Brief: Where a line in the records below includes "Bekleyen", pull that line out.

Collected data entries
◆ ◆ ◆ ◆ ◆ ◆ ◆

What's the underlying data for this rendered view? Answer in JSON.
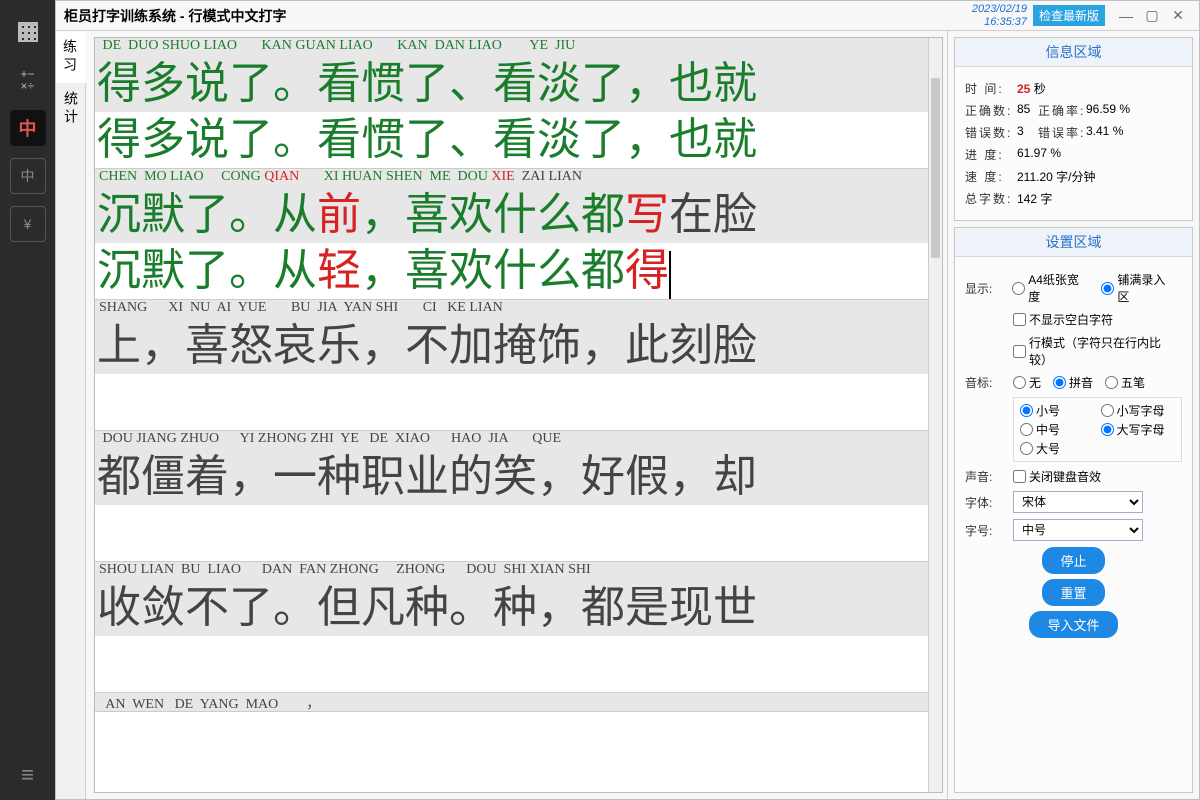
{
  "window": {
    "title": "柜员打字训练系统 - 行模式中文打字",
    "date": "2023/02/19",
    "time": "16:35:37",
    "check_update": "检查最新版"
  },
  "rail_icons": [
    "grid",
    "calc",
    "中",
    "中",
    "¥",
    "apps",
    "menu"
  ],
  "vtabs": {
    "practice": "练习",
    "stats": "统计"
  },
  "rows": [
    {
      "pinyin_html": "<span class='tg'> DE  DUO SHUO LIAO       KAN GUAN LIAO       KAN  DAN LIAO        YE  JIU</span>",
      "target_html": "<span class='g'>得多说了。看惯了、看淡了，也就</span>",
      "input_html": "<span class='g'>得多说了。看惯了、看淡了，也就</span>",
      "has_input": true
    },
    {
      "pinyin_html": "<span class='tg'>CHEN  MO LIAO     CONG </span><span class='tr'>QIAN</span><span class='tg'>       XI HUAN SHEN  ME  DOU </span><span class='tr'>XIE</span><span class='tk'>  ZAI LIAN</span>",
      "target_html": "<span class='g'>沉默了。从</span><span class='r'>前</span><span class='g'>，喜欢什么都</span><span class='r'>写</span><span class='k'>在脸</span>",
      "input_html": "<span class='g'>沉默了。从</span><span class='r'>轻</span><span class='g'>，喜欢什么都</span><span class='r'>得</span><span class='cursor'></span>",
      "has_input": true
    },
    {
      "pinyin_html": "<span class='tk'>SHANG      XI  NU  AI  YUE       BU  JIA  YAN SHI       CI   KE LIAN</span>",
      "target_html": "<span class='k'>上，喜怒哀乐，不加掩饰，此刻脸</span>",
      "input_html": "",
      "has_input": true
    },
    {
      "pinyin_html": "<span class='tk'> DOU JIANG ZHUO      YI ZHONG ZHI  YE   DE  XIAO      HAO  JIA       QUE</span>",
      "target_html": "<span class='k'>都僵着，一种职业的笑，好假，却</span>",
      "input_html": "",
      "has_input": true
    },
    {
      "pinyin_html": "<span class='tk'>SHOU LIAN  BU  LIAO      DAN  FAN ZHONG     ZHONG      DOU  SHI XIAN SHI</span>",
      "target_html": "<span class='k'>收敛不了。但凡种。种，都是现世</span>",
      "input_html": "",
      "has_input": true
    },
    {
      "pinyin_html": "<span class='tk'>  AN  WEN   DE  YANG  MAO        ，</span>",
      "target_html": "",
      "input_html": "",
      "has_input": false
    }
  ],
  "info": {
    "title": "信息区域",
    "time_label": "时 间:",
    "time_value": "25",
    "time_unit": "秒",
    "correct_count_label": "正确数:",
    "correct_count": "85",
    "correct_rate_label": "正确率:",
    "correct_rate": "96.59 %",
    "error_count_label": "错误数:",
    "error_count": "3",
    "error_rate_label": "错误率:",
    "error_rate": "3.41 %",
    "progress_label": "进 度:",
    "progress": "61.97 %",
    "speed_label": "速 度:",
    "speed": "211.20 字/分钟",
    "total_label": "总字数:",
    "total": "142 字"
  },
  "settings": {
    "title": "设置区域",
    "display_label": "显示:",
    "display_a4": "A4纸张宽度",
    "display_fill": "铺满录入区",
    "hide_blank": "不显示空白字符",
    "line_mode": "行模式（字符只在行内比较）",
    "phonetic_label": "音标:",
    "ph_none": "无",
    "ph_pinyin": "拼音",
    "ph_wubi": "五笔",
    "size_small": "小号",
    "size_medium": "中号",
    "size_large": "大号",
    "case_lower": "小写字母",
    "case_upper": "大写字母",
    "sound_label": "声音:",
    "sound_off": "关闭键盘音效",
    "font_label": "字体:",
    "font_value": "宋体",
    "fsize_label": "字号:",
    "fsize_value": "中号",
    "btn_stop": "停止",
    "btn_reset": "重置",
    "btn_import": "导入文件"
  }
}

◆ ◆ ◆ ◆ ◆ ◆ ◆

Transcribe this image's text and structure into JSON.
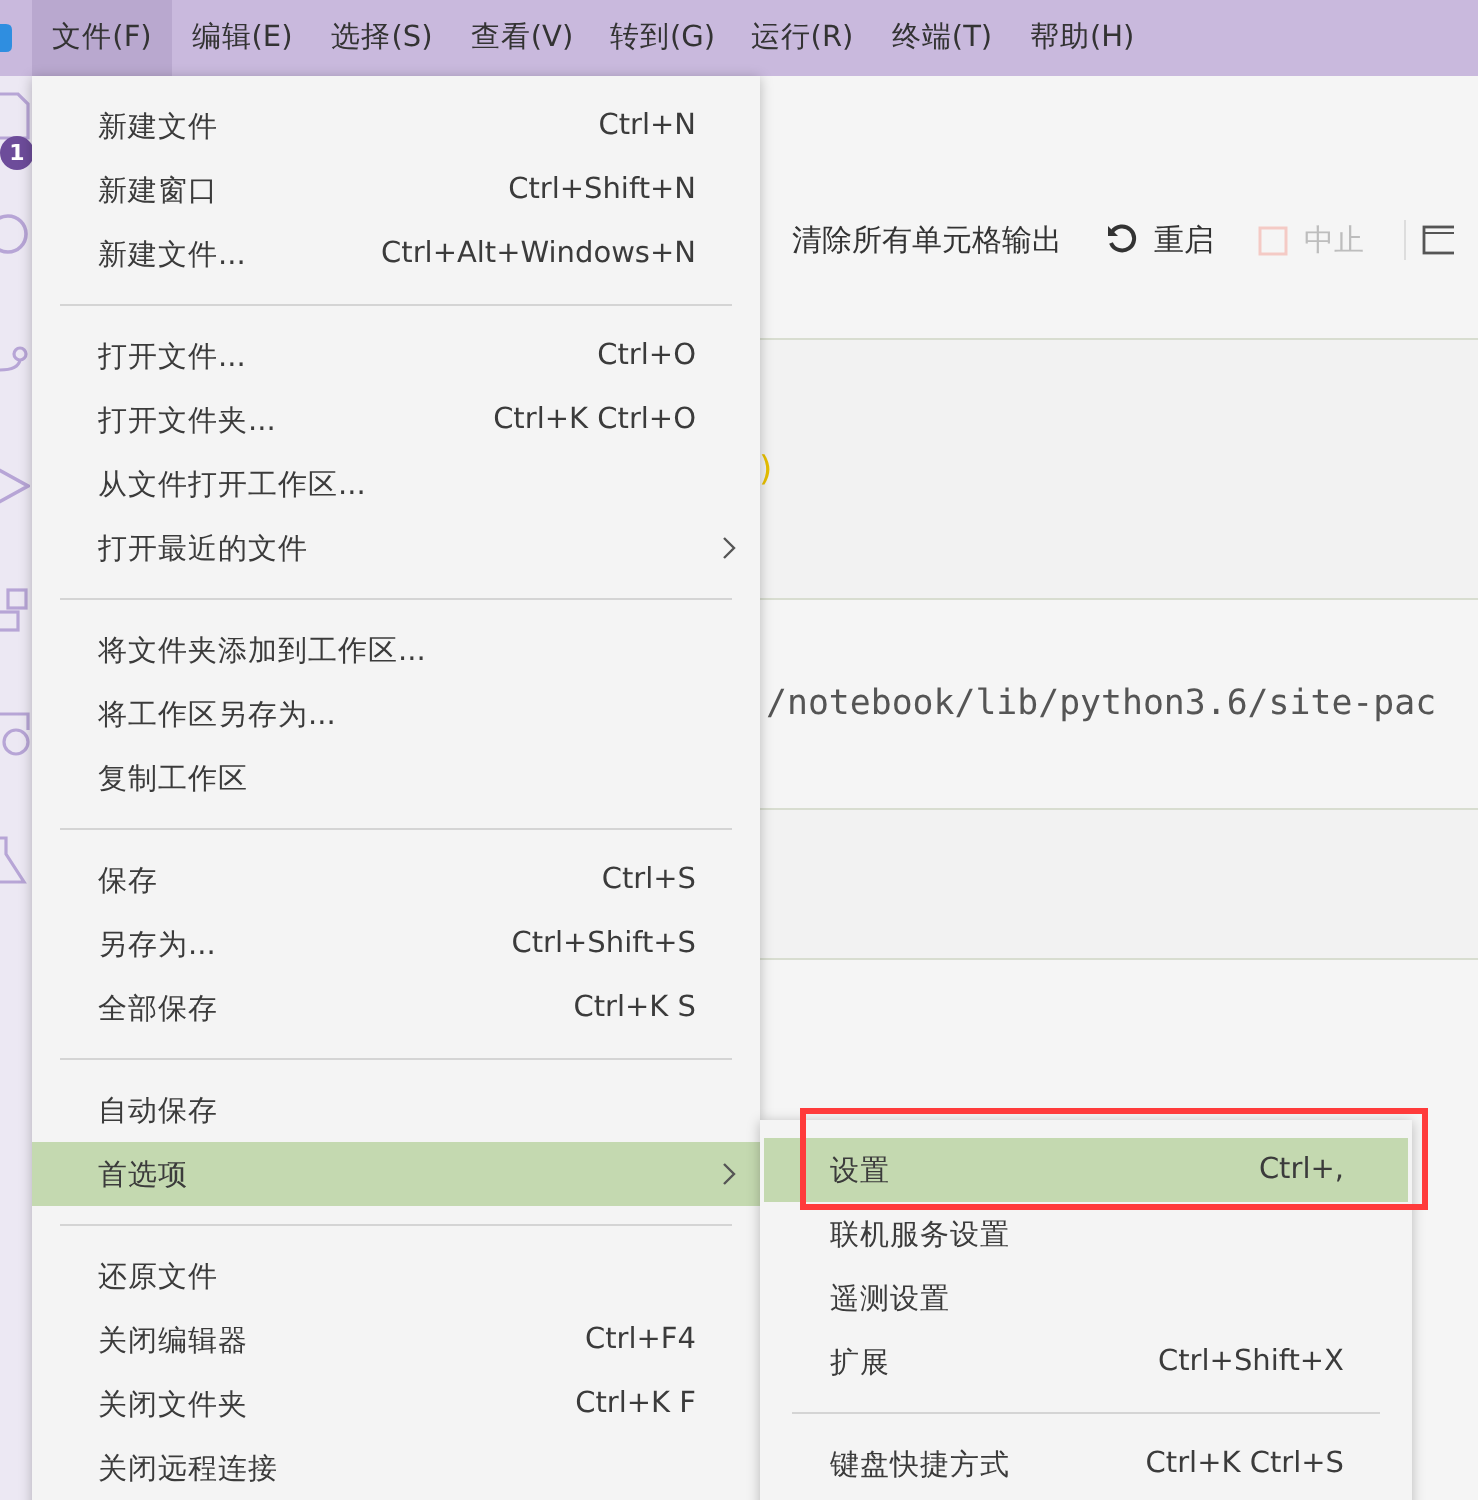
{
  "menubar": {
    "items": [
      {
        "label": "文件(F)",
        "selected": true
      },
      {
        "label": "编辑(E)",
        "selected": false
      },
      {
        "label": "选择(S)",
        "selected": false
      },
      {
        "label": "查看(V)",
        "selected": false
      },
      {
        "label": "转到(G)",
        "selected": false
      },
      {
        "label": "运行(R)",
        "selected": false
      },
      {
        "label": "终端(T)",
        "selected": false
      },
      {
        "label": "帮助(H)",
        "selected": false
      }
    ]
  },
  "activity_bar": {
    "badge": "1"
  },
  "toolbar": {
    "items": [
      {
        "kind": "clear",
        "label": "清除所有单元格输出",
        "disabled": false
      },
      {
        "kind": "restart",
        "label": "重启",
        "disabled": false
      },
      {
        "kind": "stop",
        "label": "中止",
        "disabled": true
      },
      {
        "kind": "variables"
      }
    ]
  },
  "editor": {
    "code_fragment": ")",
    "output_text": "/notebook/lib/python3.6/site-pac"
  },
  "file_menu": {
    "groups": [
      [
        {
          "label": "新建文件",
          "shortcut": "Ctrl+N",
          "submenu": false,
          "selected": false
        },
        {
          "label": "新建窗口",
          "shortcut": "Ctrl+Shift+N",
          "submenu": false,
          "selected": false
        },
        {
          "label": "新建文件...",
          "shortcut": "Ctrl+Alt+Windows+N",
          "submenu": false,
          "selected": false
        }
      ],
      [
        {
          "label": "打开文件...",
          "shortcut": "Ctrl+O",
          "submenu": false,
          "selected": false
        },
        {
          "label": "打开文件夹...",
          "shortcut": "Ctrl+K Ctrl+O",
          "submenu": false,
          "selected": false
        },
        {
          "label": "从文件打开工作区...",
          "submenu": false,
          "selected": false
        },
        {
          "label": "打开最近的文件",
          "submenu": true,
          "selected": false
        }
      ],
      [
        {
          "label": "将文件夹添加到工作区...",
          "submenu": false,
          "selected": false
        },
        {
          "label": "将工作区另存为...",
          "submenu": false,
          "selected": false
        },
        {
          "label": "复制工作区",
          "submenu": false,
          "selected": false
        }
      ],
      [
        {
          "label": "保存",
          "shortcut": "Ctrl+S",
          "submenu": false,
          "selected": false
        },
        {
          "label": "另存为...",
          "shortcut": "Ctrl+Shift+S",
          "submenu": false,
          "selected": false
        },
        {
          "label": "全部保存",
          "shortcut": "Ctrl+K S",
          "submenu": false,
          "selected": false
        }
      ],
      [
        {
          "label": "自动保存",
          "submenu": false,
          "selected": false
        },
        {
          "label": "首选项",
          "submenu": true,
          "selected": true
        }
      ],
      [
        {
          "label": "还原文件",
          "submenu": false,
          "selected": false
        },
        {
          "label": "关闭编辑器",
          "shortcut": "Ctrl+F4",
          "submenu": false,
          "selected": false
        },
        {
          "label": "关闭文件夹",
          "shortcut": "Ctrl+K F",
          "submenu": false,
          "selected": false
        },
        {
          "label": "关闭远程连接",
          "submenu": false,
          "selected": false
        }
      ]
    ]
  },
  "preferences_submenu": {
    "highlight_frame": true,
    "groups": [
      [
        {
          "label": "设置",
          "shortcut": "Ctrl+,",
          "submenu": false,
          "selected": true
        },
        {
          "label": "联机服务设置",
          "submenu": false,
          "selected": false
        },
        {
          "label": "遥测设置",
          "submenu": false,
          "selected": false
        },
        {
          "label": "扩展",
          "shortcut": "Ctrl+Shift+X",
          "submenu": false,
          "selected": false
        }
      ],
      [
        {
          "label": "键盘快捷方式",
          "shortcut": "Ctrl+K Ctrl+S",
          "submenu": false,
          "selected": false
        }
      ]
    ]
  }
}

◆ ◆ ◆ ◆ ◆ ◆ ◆

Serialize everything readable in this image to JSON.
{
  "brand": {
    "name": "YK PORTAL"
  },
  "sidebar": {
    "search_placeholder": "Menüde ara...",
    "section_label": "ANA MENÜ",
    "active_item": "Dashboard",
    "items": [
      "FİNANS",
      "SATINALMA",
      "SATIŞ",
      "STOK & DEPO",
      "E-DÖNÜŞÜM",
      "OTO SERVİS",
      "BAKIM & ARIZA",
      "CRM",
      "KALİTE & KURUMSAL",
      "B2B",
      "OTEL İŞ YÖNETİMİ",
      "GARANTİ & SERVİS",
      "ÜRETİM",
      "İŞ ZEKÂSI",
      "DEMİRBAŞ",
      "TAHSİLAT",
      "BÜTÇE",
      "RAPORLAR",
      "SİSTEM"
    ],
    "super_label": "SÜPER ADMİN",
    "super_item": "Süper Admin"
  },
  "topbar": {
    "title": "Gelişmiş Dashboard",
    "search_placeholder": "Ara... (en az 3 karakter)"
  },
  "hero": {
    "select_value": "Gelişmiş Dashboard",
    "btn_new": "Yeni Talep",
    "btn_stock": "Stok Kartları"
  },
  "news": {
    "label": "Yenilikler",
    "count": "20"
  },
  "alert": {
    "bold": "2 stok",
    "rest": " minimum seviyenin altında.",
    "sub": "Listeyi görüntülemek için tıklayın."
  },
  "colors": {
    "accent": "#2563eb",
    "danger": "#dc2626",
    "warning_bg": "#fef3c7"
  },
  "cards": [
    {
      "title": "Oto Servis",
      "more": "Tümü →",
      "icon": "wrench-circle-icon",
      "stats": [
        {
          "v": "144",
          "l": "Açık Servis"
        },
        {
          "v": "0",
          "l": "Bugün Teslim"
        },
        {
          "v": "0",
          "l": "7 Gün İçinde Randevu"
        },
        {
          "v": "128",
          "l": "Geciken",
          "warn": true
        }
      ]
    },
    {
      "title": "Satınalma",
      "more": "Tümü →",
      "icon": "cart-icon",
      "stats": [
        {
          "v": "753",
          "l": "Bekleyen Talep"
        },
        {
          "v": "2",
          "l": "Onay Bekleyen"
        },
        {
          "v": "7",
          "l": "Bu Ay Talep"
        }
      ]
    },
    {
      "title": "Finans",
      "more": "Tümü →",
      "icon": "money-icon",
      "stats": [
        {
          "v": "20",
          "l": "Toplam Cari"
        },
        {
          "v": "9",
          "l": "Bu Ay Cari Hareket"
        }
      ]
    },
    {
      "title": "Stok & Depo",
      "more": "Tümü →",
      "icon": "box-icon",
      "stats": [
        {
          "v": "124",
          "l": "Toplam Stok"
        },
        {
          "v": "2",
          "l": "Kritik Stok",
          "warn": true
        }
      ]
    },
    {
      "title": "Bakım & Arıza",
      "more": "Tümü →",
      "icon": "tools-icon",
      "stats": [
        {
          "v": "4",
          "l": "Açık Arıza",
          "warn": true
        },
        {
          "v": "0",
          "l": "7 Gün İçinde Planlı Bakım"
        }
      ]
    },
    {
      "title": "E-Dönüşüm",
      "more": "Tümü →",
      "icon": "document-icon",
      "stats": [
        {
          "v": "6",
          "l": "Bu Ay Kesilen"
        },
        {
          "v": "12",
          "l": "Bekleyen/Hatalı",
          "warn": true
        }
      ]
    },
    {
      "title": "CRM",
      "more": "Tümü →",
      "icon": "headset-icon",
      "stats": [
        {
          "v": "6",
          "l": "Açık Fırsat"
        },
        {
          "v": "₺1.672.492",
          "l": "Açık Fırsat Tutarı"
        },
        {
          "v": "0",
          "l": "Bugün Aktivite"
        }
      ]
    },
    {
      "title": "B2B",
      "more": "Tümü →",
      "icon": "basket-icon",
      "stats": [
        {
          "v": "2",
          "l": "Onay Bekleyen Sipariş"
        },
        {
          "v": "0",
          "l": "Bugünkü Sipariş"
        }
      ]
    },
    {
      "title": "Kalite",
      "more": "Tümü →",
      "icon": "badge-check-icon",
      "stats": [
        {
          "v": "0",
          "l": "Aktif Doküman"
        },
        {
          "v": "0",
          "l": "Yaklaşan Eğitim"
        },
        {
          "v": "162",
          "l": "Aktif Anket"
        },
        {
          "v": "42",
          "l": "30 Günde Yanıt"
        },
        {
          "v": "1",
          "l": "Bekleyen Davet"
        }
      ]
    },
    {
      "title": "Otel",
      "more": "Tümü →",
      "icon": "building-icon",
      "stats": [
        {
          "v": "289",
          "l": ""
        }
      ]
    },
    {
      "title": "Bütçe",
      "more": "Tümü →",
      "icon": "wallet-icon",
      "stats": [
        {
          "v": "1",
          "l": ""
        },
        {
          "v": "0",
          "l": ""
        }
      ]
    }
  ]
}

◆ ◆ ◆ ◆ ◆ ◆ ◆

Final answer:
          "l": "Bekleyen Talep"
          "l": "Onay Bekleyen"
          "l": "Bekleyen/Hatalı",
          "l": "Onay Bekleyen Sipariş"
          "l": "Bekleyen Davet"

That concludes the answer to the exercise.